19

The parents also claim that the District violated the equal protection clause because it recognizes the different Lutheran synods when making in-district transportation decisions. Some question remains whether the appellants adequately raised this issue before the district court. In any event, The Minnesota statute does not require the school district to determine whether students attending schools within the district offer a grade or department not maintained elsewhere. See Minn.Stat.Ann. § 123.76 and § 123.78, subd. 1. Further, although appellant argues the District's interpretation of the statute and rule results in unequal treatment, in light of the above discussion, we cannot conclude that its interpretation is irrational. For these reasons, we reject the appellants' equal protection argument.

20

The district court did not err in granting summary judgment. We affirm the judgment of the district court.

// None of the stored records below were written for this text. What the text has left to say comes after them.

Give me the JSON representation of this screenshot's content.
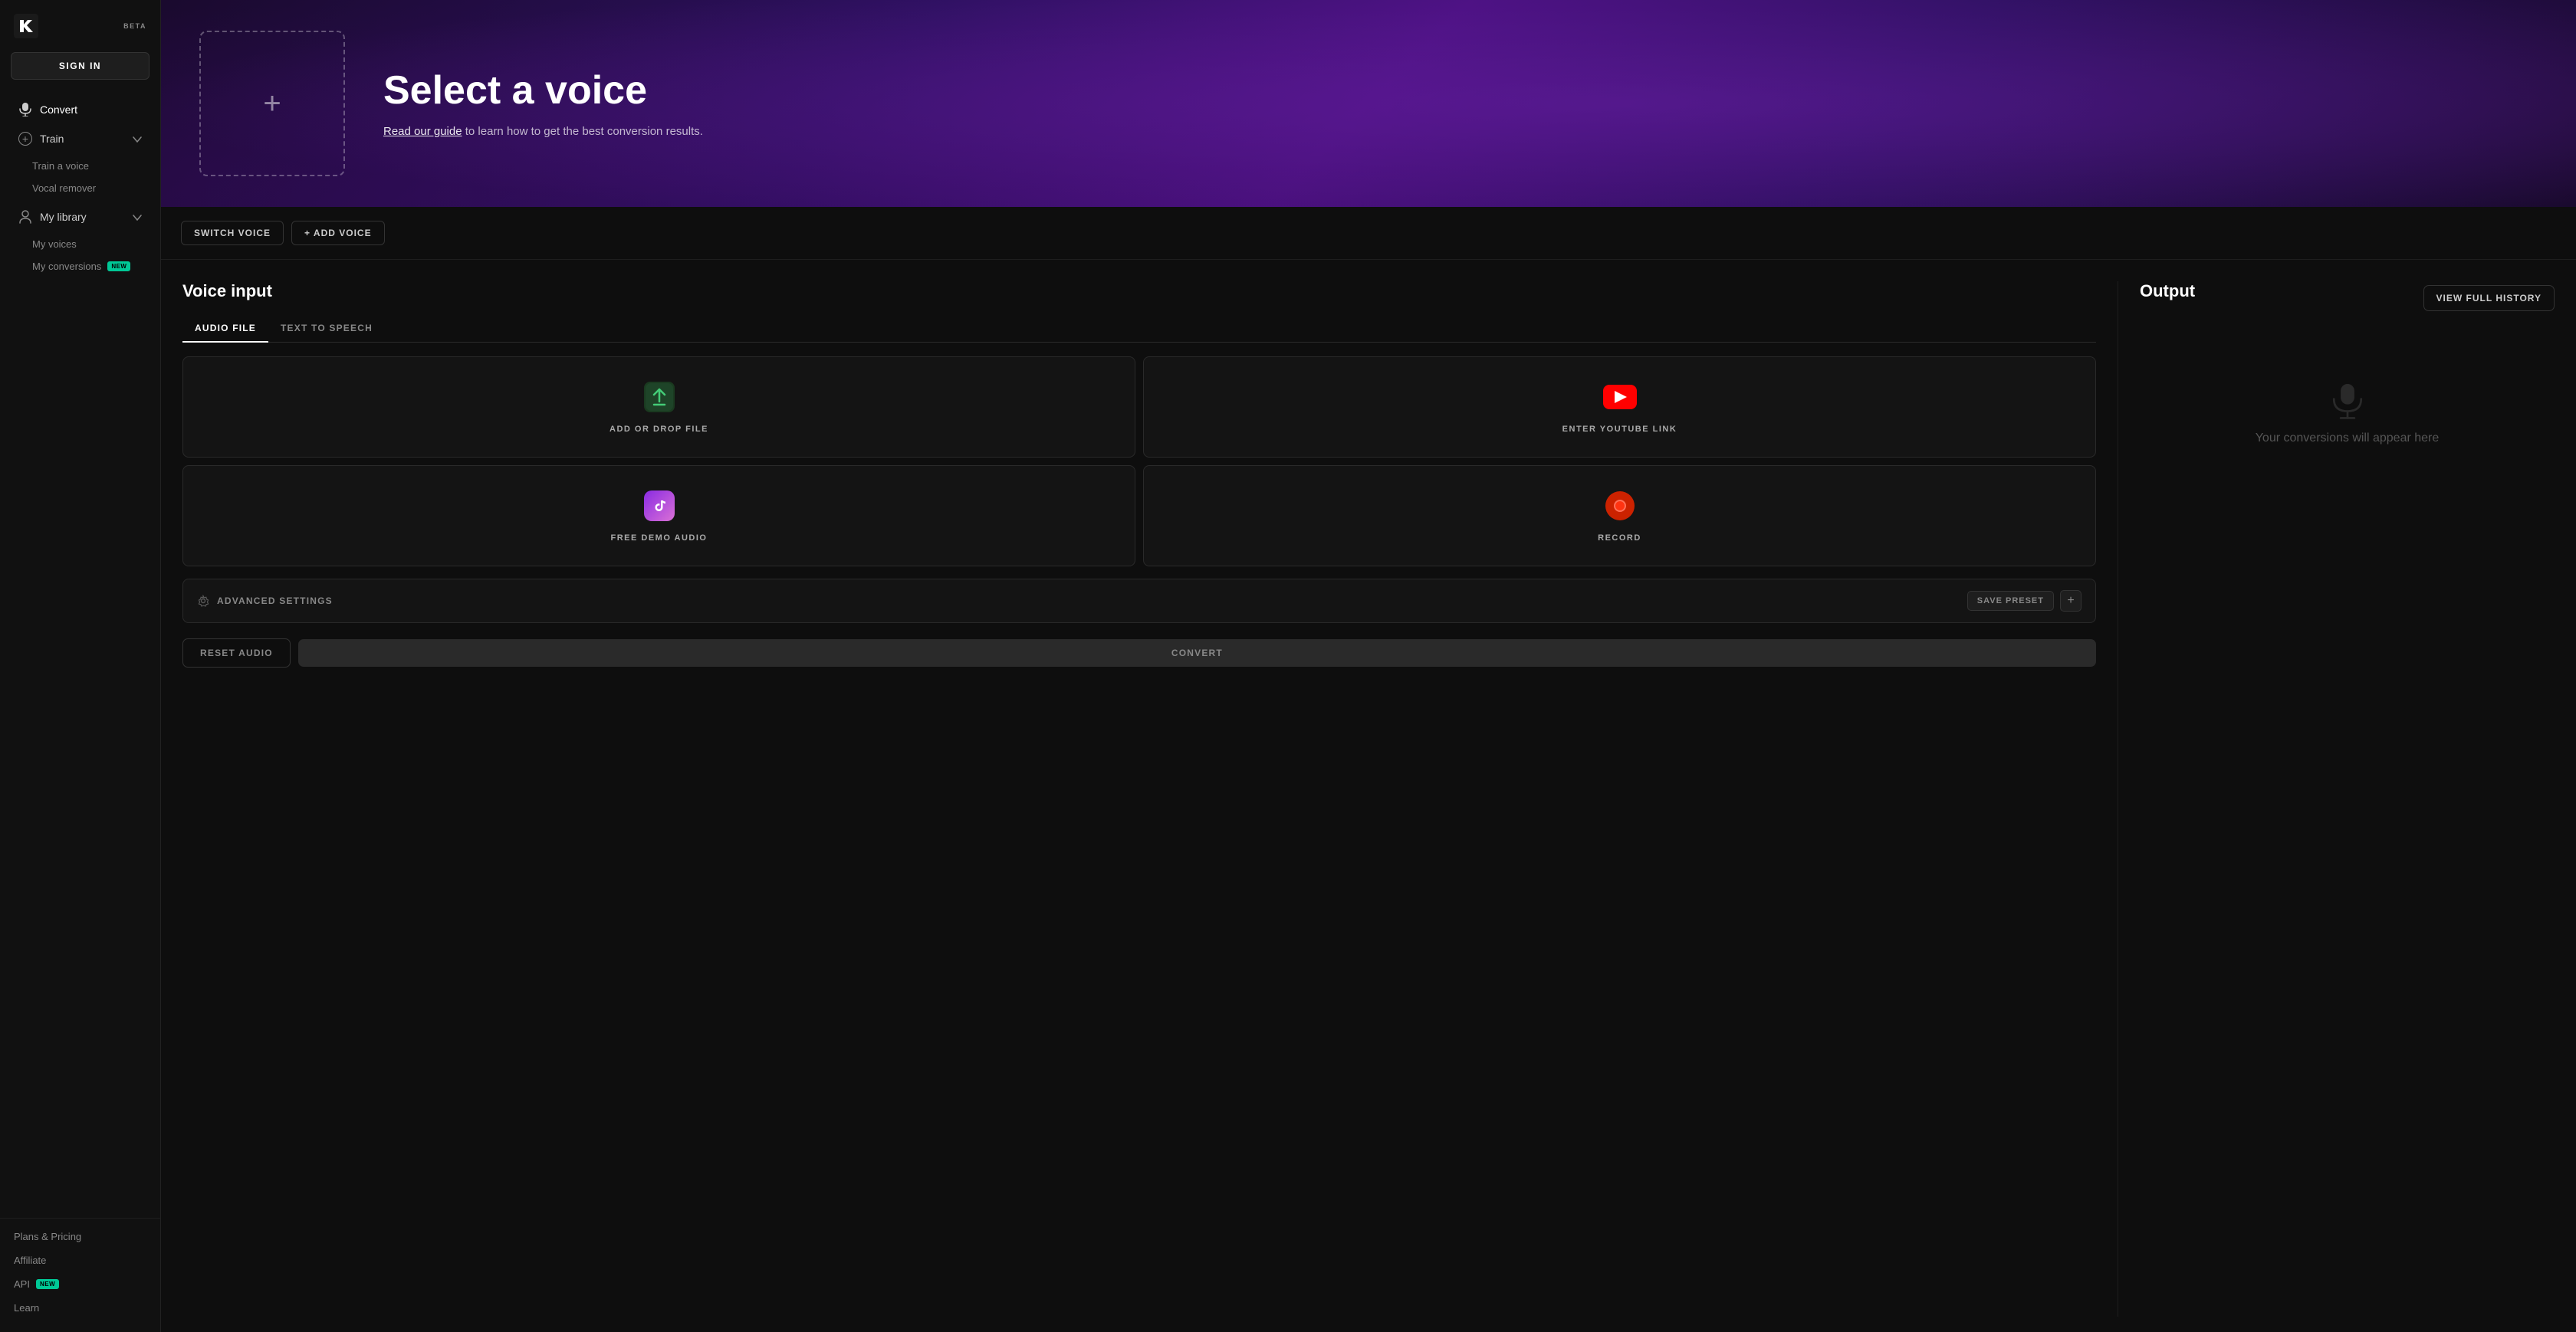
{
  "app": {
    "logo_alt": "Kits AI Logo",
    "beta_label": "BETA"
  },
  "sidebar": {
    "sign_in_label": "SIGN IN",
    "nav_items": [
      {
        "id": "convert",
        "label": "Convert",
        "icon": "microphone",
        "active": true
      },
      {
        "id": "train",
        "label": "Train",
        "icon": "plus-circle",
        "active": false,
        "has_chevron": true
      }
    ],
    "train_sub": [
      {
        "id": "train-voice",
        "label": "Train a voice"
      },
      {
        "id": "vocal-remover",
        "label": "Vocal remover"
      }
    ],
    "library": {
      "label": "My library",
      "icon": "person",
      "sub_items": [
        {
          "id": "my-voices",
          "label": "My voices"
        },
        {
          "id": "my-conversions",
          "label": "My conversions",
          "badge": "NEW"
        }
      ]
    },
    "footer_items": [
      {
        "id": "plans",
        "label": "Plans & Pricing"
      },
      {
        "id": "affiliate",
        "label": "Affiliate"
      },
      {
        "id": "api",
        "label": "API",
        "badge": "NEW"
      },
      {
        "id": "learn",
        "label": "Learn"
      }
    ]
  },
  "hero": {
    "title": "Select a voice",
    "subtitle_pre": "Read our guide",
    "subtitle_link": "Read our guide",
    "subtitle_post": " to learn how to get the best conversion results.",
    "voice_box_plus": "+"
  },
  "voice_controls": {
    "switch_voice_label": "SWITCH VOICE",
    "add_voice_label": "+ ADD VOICE"
  },
  "voice_input": {
    "section_title": "Voice input",
    "tabs": [
      {
        "id": "audio-file",
        "label": "AUDIO FILE",
        "active": true
      },
      {
        "id": "text-to-speech",
        "label": "TEXT TO SPEECH",
        "active": false
      }
    ],
    "cards": [
      {
        "id": "upload",
        "label": "ADD OR DROP FILE",
        "icon": "upload"
      },
      {
        "id": "youtube",
        "label": "ENTER YOUTUBE LINK",
        "icon": "youtube"
      },
      {
        "id": "demo",
        "label": "FREE DEMO AUDIO",
        "icon": "tiktok"
      },
      {
        "id": "record",
        "label": "RECORD",
        "icon": "record"
      }
    ],
    "advanced_settings_label": "ADVANCED SETTINGS",
    "save_preset_label": "SAVE PRESET",
    "reset_label": "RESET AUDIO",
    "convert_label": "CONVERT"
  },
  "output": {
    "section_title": "Output",
    "view_history_label": "VIEW FULL HISTORY",
    "empty_text": "Your conversions will appear here"
  }
}
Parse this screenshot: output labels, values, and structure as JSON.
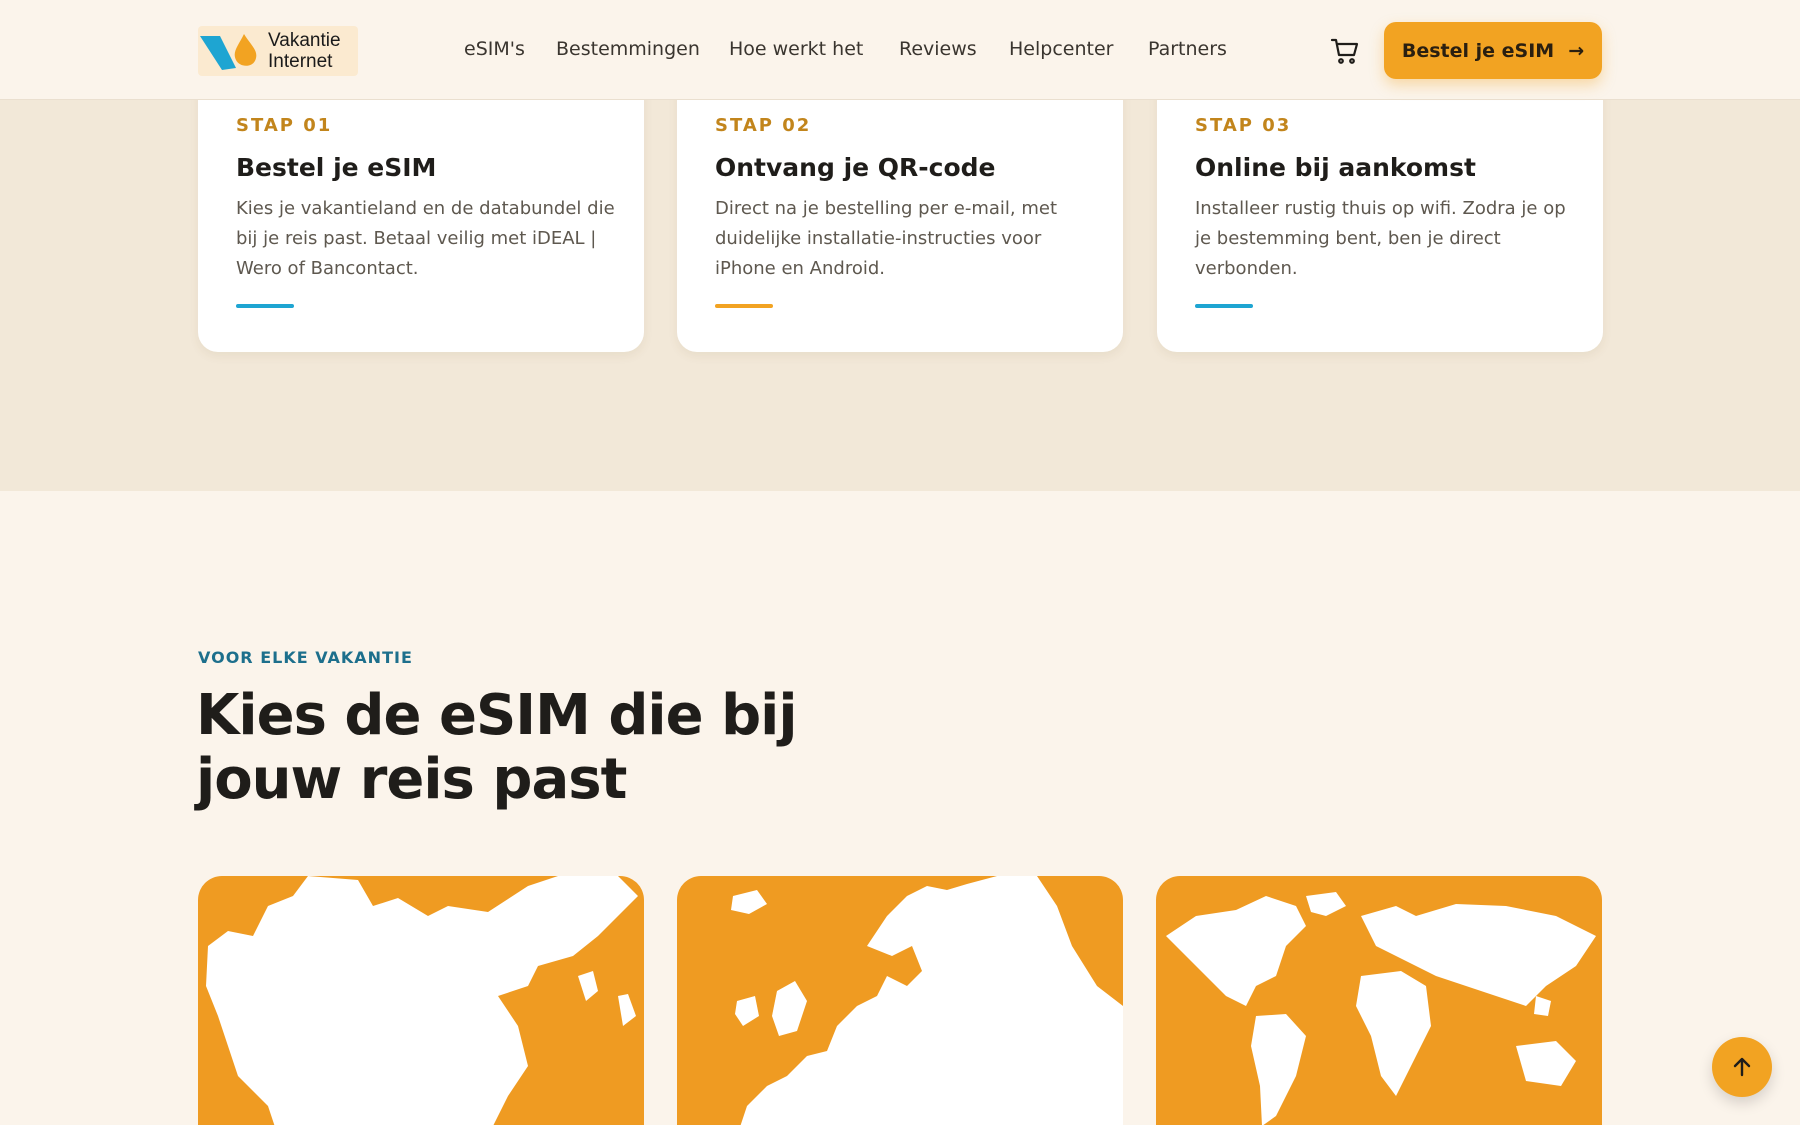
{
  "header": {
    "logo": {
      "line1": "Vakantie",
      "line2": "Internet"
    },
    "nav": [
      "eSIM's",
      "Bestemmingen",
      "Hoe werkt het",
      "Reviews",
      "Helpcenter",
      "Partners"
    ],
    "cta_label": "Bestel je eSIM",
    "cta_arrow": "→"
  },
  "steps": [
    {
      "label": "STAP 01",
      "title": "Bestel je eSIM",
      "description": "Kies je vakantieland en de databundel die bij je reis past. Betaal veilig met iDEAL | Wero of Bancontact.",
      "accent": "#1ea5d2"
    },
    {
      "label": "STAP 02",
      "title": "Ontvang je QR-code",
      "description": "Direct na je bestelling per e-mail, met duidelijke installatie-instructies voor iPhone en Android.",
      "accent": "#f2a322"
    },
    {
      "label": "STAP 03",
      "title": "Online bij aankomst",
      "description": "Installeer rustig thuis op wifi. Zodra je op je bestemming bent, ben je direct verbonden.",
      "accent": "#1ea5d2"
    }
  ],
  "choose": {
    "eyebrow": "VOOR ELKE VAKANTIE",
    "headline_line1": "Kies de eSIM die bij",
    "headline_line2": "jouw reis past",
    "cards": [
      {
        "icon": "china-map-icon"
      },
      {
        "icon": "europe-map-icon"
      },
      {
        "icon": "world-map-icon"
      }
    ]
  },
  "colors": {
    "accent_orange": "#f2a322",
    "accent_blue": "#1ea5d2",
    "map_orange": "#ef9b22",
    "background": "#fbf4eb",
    "band": "#f2e8d8"
  }
}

*

The HONORABLE DANIEL M. FRIEDMAN, Senior Circuit Judge for the United States Court of Appeals for the Federal Circuit, sitting by designation

1

The Honorable Donald D. Alsop, Chief United States District Judge for the District of Minnesota

2

The action in the district court also involved another group of children who attend Trinity School located in Minneapolis, Minnesota. This group did not appeal

3

Minn.Stat.Ann. § 123.78 provides in part:

Subdivision 1. General Provisions. A district eligible to receive state aid for transportation under Chapter 124 shall provide equal transportation within the district for all school children to any school when transportation is deemed necessary by the school board because of distance or traffic condition in a like manner and form as provided in sections 123.39 and 124.223, when applicable.

Subd. 1a. (a) The school board of any local district shall provide school bus transportation to the district boundary for school children residing in the district at least the same distance from a nonpublic school actually attended in another district as public school pupils are transported in the transporting district, whether or not there is another nonpublic school within the transporting district, if the transportation is to schools maintaining grades or departments not maintained in the district or if the attendance of such children at school can more safely, economically, or conveniently be provided for by such means.

(Emphasis added).

4

To effectuate the statute, the Minnesota State Board of Education promulgated certain rules. Rule 3520.1500 (1990) provides:

An eligible resident pupil shall receive free and equal transportation to the appropriate school district boundary if there is no nonpublic school within the district maintaining grades or departments that are maintained in another district, or if attendance can more safely, economically, or conveniently be provided by such means.

A nonpublic school located within the resident district shall be deemed unavailable if it does not maintain the appropriate grades or departments. The term 'appropriate department' shall include a department of religion.

(Emphasis added).